- What you are asked to do:
Repeat every entry in full. Match each line exactly.

- Data provided:
——————

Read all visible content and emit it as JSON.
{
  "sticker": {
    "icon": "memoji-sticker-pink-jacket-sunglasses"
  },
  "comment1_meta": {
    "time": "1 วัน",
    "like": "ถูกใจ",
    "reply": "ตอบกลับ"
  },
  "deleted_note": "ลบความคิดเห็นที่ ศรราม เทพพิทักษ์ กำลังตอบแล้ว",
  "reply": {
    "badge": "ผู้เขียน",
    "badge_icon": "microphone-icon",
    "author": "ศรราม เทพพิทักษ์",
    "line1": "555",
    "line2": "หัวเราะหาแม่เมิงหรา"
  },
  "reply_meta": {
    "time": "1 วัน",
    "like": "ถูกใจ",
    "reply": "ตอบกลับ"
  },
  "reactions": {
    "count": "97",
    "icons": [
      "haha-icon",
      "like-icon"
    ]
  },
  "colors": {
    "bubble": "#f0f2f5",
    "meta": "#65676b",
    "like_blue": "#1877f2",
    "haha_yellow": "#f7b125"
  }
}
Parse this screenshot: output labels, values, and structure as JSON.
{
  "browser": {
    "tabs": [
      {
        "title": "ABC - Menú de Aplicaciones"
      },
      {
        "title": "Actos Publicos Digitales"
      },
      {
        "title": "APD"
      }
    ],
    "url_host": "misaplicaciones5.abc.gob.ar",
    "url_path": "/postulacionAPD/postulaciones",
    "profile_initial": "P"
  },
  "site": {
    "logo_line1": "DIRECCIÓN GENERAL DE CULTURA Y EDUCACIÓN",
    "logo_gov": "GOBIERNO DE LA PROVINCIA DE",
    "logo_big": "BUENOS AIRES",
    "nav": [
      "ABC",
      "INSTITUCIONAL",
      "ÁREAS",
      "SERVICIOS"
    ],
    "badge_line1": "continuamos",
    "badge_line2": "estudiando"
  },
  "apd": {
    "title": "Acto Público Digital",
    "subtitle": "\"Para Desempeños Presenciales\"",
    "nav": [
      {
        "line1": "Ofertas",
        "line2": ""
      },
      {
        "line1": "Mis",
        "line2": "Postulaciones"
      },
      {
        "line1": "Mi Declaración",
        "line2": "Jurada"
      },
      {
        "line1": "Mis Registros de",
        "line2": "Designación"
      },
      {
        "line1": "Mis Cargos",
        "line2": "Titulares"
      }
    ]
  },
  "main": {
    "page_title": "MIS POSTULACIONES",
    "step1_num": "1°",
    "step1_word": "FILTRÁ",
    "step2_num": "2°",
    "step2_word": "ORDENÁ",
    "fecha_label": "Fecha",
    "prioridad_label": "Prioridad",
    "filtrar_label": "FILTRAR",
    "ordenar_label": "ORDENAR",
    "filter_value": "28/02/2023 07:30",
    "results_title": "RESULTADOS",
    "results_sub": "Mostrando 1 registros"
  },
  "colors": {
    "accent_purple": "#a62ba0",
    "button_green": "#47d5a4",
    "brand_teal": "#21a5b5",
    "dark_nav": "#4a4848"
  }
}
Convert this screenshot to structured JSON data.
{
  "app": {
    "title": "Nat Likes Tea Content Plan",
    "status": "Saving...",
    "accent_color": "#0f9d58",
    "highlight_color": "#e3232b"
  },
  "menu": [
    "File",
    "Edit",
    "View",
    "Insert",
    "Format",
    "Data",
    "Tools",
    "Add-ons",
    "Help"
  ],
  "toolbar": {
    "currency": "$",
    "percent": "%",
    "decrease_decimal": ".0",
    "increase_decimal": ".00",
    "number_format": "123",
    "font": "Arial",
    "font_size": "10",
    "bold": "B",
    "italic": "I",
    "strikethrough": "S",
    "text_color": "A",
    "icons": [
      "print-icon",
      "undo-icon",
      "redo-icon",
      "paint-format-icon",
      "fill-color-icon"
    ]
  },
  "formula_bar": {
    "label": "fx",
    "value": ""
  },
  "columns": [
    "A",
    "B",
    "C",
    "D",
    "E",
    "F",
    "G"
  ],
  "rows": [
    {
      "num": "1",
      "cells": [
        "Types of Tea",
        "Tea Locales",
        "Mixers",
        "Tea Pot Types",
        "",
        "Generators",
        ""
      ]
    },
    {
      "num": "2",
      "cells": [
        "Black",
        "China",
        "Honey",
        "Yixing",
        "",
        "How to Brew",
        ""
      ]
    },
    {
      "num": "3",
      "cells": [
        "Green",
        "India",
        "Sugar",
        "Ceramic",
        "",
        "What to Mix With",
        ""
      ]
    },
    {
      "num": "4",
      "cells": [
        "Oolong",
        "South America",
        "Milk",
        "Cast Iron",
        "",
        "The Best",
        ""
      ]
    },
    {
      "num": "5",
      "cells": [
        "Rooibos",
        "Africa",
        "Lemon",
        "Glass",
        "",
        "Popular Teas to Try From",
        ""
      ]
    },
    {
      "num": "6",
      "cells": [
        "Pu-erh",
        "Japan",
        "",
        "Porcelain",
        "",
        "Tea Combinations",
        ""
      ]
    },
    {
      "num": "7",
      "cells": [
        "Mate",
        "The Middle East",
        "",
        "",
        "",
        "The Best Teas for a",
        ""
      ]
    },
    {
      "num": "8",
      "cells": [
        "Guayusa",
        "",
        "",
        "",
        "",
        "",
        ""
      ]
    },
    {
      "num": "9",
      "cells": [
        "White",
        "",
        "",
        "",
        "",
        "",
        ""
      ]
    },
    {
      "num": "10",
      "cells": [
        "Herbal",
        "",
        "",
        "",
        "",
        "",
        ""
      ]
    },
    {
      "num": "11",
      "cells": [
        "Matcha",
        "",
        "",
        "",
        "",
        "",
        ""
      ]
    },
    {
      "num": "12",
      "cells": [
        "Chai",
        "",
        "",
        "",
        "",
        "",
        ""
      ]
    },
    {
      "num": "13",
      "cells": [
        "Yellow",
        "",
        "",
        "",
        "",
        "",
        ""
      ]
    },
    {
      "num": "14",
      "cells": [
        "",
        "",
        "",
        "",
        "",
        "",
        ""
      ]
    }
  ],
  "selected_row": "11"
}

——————

- Solution below:
Read all visible content and emit it as JSON.
{
  "sticker": {
    "icon": "memoji-sticker-pink-jacket-sunglasses"
  },
  "comment1_meta": {
    "time": "1 วัน",
    "like": "ถูกใจ",
    "reply": "ตอบกลับ"
  },
  "deleted_note": "ลบความคิดเห็นที่ ศรราม เทพพิทักษ์ กำลังตอบแล้ว",
  "reply": {
    "badge": "ผู้เขียน",
    "badge_icon": "microphone-icon",
    "author": "ศรราม เทพพิทักษ์",
    "line1": "555",
    "line2": "หัวเราะหาแม่เมิงหรา"
  },
  "reply_meta": {
    "time": "1 วัน",
    "like": "ถูกใจ",
    "reply": "ตอบกลับ"
  },
  "reactions": {
    "count": "97",
    "icons": [
      "haha-icon",
      "like-icon"
    ]
  },
  "colors": {
    "bubble": "#f0f2f5",
    "meta": "#65676b",
    "like_blue": "#1877f2",
    "haha_yellow": "#f7b125"
  }
}
Parse this screenshot: output labels, values, and structure as JSON.
{
  "browser": {
    "tabs": [
      {
        "title": "ABC - Menú de Aplicaciones"
      },
      {
        "title": "Actos Publicos Digitales"
      },
      {
        "title": "APD"
      }
    ],
    "url_host": "misaplicaciones5.abc.gob.ar",
    "url_path": "/postulacionAPD/postulaciones",
    "profile_initial": "P"
  },
  "site": {
    "logo_line1": "DIRECCIÓN GENERAL DE CULTURA Y EDUCACIÓN",
    "logo_gov": "GOBIERNO DE LA PROVINCIA DE",
    "logo_big": "BUENOS AIRES",
    "nav": [
      "ABC",
      "INSTITUCIONAL",
      "ÁREAS",
      "SERVICIOS"
    ],
    "badge_line1": "continuamos",
    "badge_line2": "estudiando"
  },
  "apd": {
    "title": "Acto Público Digital",
    "subtitle": "\"Para Desempeños Presenciales\"",
    "nav": [
      {
        "line1": "Ofertas",
        "line2": ""
      },
      {
        "line1": "Mis",
        "line2": "Postulaciones"
      },
      {
        "line1": "Mi Declaración",
        "line2": "Jurada"
      },
      {
        "line1": "Mis Registros de",
        "line2": "Designación"
      },
      {
        "line1": "Mis Cargos",
        "line2": "Titulares"
      }
    ]
  },
  "main": {
    "page_title": "MIS POSTULACIONES",
    "step1_num": "1°",
    "step1_word": "FILTRÁ",
    "step2_num": "2°",
    "step2_word": "ORDENÁ",
    "fecha_label": "Fecha",
    "prioridad_label": "Prioridad",
    "filtrar_label": "FILTRAR",
    "ordenar_label": "ORDENAR",
    "filter_value": "28/02/2023 07:30",
    "results_title": "RESULTADOS",
    "results_sub": "Mostrando 1 registros"
  },
  "colors": {
    "accent_purple": "#a62ba0",
    "button_green": "#47d5a4",
    "brand_teal": "#21a5b5",
    "dark_nav": "#4a4848"
  }
}
Convert this screenshot to structured JSON data.
{
  "app": {
    "title": "Nat Likes Tea Content Plan",
    "status": "Saving...",
    "accent_color": "#0f9d58",
    "highlight_color": "#e3232b"
  },
  "menu": [
    "File",
    "Edit",
    "View",
    "Insert",
    "Format",
    "Data",
    "Tools",
    "Add-ons",
    "Help"
  ],
  "toolbar": {
    "currency": "$",
    "percent": "%",
    "decrease_decimal": ".0",
    "increase_decimal": ".00",
    "number_format": "123",
    "font": "Arial",
    "font_size": "10",
    "bold": "B",
    "italic": "I",
    "strikethrough": "S",
    "text_color": "A",
    "icons": [
      "print-icon",
      "undo-icon",
      "redo-icon",
      "paint-format-icon",
      "fill-color-icon"
    ]
  },
  "formula_bar": {
    "label": "fx",
    "value": ""
  },
  "columns": [
    "A",
    "B",
    "C",
    "D",
    "E",
    "F",
    "G"
  ],
  "rows": [
    {
      "num": "1",
      "cells": [
        "Types of Tea",
        "Tea Locales",
        "Mixers",
        "Tea Pot Types",
        "",
        "Generators",
        ""
      ]
    },
    {
      "num": "2",
      "cells": [
        "Black",
        "China",
        "Honey",
        "Yixing",
        "",
        "How to Brew",
        ""
      ]
    },
    {
      "num": "3",
      "cells": [
        "Green",
        "India",
        "Sugar",
        "Ceramic",
        "",
        "What to Mix With",
        ""
      ]
    },
    {
      "num": "4",
      "cells": [
        "Oolong",
        "South America",
        "Milk",
        "Cast Iron",
        "",
        "The Best",
        ""
      ]
    },
    {
      "num": "5",
      "cells": [
        "Rooibos",
        "Africa",
        "Lemon",
        "Glass",
        "",
        "Popular Teas to Try From",
        ""
      ]
    },
    {
      "num": "6",
      "cells": [
        "Pu-erh",
        "Japan",
        "",
        "Porcelain",
        "",
        "Tea Combinations",
        ""
      ]
    },
    {
      "num": "7",
      "cells": [
        "Mate",
        "The Middle East",
        "",
        "",
        "",
        "The Best Teas for a",
        ""
      ]
    },
    {
      "num": "8",
      "cells": [
        "Guayusa",
        "",
        "",
        "",
        "",
        "",
        ""
      ]
    },
    {
      "num": "9",
      "cells": [
        "White",
        "",
        "",
        "",
        "",
        "",
        ""
      ]
    },
    {
      "num": "10",
      "cells": [
        "Herbal",
        "",
        "",
        "",
        "",
        "",
        ""
      ]
    },
    {
      "num": "11",
      "cells": [
        "Matcha",
        "",
        "",
        "",
        "",
        "",
        ""
      ]
    },
    {
      "num": "12",
      "cells": [
        "Chai",
        "",
        "",
        "",
        "",
        "",
        ""
      ]
    },
    {
      "num": "13",
      "cells": [
        "Yellow",
        "",
        "",
        "",
        "",
        "",
        ""
      ]
    },
    {
      "num": "14",
      "cells": [
        "",
        "",
        "",
        "",
        "",
        "",
        ""
      ]
    }
  ],
  "selected_row": "11"
}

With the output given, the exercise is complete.